I still remember my first journal–a hot pink binder with my name written in calligraphy, given to me by my dad, who always taught me that I should record down my thoughts. I was six. I’ve been keeping a journal ever since. Through the years, I’ve gone through journal phases–times when I wrote every day, times when I went several months without writing, times when I recorded more ideas, times when I recorded more events, journals where I focused on describing people, journals where I focused on describing myself…long story a little bit longer, I am not new at all when it comes to journal writing. So why did I choose to do it at as a Change It Up Challenge? Well, mostly out of guilt. I was super good on my mission to write nearly every day and include a lot of details, but since coming home, I’ve written sparingly. When I hit the two-month mark of not writing, I decided that something had to be done.
Borders going bankrupt came at a good time for me, then. Last Friday, Matt and I spent a couple hours browsing the forlorn-looking bookshelves, trying to decide what was worth salvaging from the picked-over masses. I had almost convinced myself that I had hit a reasonable price limit when I ran across a book by Stephanie Dowrick called Creative Journal Writing. I promptly placed it on the top of my armload and proceeded to the checkout (well, after browsing all the cooking magazines, which were 40% off).

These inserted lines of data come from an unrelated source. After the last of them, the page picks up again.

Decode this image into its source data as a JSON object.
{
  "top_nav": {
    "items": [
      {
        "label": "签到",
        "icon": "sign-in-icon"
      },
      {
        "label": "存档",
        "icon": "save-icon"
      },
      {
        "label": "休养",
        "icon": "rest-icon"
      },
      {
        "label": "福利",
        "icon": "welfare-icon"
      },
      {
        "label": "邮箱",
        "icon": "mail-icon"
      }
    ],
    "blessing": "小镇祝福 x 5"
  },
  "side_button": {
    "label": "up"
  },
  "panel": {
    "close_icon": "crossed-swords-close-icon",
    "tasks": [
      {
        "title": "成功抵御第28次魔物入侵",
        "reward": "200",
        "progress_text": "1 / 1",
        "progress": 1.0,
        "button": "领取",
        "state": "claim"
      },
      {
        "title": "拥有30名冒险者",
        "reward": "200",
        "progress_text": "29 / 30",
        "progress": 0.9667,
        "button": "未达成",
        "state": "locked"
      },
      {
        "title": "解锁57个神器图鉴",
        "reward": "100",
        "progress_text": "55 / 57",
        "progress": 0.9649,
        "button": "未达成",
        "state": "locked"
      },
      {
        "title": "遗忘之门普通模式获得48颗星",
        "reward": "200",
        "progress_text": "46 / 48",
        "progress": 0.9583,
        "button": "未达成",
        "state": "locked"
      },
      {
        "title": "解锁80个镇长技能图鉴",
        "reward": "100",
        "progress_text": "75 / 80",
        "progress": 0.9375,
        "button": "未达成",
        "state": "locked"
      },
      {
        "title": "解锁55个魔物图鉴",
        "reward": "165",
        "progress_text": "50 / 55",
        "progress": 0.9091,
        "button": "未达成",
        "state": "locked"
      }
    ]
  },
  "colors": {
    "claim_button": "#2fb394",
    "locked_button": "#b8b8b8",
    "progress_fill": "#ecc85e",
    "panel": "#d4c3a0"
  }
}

It was the first book to be eaten up when I got home.
Just kidding. The truth of the matter is that this book has taken the coveted top spot on my Leaning Tower of Books Stack next to my bed (side note about this Leaning Tower–at the beginning of the school year, there was maybe one or two books there. It just goes to show you that even as a poor college student, there’s always enough money for books. At least in my world I convince myself that there is). Babbling aside, I start reading this book and the guilt intensifies–I’ve let an entire TWO MONTHS of my life go undocumented. I am scum.
So to force myself back into the habit, I started doing a prompt-a-day in my journal. Some entries have been more insightful than others, and some have just been to fill a page. But something really curious happened to me this week in the process–all this junk that I’ve been ruminating about every hour, every day for months now has all of the sudden decided to just simmer quietly on the back burner of my mind instead of boiling all over the place on the big front burner (another side note–I hate how there’s only one big burner on our stove. On our literal stove, not on my mind stove, although I guess there’s only one big burner there too). Before, when I had journal-writing as more of a habit, I didn’t seem to have as much on my mind, or at the very least, I didn’t dwell on the same things over and over and over again. Since stopping, it was like a drain getting clogged with handfuls of hair and soap scum and having no Drain-O around. I now know that my journal is my Drain-O. And it’s felt pretty great to un-clog.
Change It Up Successful: Very much so. I’m now motivated once again to start recording things down. Thank you Borders!!